--- DATA ---

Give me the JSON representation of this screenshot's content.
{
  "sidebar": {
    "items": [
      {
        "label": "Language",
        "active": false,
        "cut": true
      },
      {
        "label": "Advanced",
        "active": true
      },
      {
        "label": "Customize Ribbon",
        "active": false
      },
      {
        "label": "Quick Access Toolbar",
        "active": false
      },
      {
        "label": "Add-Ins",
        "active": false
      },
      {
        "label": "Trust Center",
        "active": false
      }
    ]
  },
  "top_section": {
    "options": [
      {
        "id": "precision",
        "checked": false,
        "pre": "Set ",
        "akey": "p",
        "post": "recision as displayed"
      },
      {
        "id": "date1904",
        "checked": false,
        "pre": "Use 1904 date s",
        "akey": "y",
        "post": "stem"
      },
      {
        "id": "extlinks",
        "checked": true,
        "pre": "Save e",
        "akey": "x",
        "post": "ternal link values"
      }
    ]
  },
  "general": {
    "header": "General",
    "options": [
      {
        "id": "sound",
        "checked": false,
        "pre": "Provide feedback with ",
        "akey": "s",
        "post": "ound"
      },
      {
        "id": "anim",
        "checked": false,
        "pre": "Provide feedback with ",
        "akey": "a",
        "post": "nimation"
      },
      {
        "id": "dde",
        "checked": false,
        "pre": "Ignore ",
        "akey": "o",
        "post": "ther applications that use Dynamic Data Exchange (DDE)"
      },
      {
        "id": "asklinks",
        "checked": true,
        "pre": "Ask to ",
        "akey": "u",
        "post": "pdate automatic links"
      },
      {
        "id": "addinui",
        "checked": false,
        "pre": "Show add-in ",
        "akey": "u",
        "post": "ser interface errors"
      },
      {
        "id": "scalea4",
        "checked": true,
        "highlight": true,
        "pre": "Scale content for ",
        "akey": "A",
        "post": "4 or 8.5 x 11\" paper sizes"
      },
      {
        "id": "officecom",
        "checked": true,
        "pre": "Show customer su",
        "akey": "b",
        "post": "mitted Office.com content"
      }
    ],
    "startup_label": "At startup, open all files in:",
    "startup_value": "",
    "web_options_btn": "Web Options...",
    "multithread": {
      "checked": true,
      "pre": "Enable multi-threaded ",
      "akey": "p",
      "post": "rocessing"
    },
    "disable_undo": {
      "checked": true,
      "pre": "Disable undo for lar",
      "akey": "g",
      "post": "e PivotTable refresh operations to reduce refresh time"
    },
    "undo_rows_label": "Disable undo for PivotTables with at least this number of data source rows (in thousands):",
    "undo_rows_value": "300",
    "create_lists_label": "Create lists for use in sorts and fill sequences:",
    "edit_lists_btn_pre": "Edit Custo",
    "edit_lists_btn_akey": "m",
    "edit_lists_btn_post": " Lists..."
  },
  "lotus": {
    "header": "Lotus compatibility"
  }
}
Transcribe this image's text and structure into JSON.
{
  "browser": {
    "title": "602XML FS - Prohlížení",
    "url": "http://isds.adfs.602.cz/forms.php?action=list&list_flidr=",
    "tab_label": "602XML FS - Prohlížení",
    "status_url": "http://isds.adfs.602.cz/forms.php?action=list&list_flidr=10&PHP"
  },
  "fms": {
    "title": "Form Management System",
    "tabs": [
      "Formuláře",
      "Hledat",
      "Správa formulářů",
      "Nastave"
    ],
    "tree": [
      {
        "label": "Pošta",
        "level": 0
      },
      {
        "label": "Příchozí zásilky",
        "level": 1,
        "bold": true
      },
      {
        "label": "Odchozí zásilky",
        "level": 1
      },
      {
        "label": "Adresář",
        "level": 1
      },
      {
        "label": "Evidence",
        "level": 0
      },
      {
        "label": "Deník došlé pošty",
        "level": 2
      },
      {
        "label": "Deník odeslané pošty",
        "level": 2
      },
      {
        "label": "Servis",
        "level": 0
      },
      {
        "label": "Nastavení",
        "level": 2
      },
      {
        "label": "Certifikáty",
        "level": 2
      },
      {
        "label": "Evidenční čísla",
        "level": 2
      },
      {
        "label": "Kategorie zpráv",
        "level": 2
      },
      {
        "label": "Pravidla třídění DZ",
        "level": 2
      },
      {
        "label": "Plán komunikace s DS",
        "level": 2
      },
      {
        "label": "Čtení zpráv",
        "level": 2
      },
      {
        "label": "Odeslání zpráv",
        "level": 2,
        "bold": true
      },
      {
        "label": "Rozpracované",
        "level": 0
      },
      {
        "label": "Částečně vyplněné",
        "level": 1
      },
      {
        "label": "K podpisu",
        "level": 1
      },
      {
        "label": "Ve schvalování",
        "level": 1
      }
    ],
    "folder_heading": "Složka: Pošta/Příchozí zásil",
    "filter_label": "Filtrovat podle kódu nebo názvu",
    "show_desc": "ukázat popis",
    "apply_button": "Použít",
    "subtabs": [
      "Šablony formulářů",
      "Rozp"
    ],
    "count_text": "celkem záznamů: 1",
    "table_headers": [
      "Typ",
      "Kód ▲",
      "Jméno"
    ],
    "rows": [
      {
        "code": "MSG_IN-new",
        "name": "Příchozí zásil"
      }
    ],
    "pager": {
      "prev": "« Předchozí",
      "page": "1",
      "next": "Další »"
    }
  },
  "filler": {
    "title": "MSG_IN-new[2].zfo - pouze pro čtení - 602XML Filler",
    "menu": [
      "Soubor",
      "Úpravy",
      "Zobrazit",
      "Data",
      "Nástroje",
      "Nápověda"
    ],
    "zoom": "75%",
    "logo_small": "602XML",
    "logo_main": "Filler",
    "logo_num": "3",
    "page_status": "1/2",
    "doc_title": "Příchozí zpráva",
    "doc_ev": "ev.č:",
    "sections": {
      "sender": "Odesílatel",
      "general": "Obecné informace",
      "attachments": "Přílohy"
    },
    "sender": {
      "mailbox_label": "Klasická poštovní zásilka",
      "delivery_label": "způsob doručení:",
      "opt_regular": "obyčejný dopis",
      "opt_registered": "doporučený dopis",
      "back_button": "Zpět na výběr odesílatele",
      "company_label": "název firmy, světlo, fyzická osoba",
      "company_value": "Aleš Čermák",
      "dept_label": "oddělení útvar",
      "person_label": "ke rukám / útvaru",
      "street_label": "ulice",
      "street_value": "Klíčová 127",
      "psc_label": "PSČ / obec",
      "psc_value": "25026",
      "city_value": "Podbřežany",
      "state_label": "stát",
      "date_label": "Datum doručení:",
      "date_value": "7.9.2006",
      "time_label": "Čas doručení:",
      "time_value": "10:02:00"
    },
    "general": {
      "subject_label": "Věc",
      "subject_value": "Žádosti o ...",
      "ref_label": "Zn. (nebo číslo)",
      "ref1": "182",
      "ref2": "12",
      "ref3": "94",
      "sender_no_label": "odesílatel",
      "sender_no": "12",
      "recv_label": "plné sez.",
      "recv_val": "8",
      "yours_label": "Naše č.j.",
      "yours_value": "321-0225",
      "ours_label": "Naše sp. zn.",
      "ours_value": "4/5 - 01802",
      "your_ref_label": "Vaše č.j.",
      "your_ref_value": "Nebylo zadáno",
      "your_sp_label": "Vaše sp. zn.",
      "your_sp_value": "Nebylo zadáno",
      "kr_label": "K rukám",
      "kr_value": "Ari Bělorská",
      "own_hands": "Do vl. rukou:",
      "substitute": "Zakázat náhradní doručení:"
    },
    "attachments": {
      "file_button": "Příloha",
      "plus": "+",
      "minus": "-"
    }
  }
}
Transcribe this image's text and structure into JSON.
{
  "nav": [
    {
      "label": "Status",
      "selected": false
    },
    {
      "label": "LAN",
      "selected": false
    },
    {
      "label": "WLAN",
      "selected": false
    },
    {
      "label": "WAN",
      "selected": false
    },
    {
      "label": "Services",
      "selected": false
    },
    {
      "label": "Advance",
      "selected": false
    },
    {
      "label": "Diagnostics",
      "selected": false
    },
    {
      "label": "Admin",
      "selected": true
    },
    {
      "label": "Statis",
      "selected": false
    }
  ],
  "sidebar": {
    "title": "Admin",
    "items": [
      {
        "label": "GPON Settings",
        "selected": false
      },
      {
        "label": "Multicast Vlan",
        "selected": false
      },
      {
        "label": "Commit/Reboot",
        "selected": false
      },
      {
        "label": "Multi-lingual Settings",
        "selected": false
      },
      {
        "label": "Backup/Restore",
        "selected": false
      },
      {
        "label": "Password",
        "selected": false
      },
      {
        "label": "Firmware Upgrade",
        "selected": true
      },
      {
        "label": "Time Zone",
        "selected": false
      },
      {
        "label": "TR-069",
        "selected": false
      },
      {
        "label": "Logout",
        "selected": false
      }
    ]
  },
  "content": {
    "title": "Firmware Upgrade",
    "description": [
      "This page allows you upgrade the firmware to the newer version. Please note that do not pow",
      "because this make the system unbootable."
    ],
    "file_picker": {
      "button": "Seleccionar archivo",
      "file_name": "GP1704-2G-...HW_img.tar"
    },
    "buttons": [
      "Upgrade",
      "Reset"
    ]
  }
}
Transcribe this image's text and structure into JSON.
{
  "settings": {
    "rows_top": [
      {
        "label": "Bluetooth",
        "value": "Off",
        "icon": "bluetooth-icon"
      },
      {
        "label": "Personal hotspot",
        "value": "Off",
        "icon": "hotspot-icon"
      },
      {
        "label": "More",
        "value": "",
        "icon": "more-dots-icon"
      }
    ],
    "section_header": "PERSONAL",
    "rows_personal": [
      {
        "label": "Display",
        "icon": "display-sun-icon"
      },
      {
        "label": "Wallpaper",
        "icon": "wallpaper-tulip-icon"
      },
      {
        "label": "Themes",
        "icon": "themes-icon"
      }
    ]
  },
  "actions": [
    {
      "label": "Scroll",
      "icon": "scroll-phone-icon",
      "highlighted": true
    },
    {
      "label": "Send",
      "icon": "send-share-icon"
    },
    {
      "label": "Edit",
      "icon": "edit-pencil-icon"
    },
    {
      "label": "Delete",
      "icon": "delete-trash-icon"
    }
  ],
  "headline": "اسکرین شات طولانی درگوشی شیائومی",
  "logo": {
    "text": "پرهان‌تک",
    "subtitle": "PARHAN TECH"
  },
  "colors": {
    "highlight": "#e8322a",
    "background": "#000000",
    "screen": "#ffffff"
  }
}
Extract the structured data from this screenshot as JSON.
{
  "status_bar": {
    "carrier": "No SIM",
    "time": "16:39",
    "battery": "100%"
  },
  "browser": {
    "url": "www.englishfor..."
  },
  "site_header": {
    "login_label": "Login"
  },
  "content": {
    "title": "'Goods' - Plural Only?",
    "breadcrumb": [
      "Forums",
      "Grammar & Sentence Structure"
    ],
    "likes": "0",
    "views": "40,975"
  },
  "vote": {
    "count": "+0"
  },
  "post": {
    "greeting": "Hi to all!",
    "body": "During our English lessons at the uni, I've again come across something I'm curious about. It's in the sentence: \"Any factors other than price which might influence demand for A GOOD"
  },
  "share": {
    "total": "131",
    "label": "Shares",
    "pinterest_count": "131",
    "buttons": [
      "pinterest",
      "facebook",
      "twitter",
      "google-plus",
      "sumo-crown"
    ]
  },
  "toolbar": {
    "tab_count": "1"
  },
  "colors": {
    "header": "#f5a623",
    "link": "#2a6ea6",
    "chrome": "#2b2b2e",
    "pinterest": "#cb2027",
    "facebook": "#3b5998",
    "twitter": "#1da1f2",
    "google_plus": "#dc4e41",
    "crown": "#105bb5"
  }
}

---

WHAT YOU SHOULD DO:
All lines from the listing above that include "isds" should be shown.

RESULT FOR THIS EXERCISE:
    "url": "http://isds.adfs.602.cz/forms.php?action=list&list_flidr=",
    "status_url": "http://isds.adfs.602.cz/forms.php?action=list&list_flidr=10&PHP"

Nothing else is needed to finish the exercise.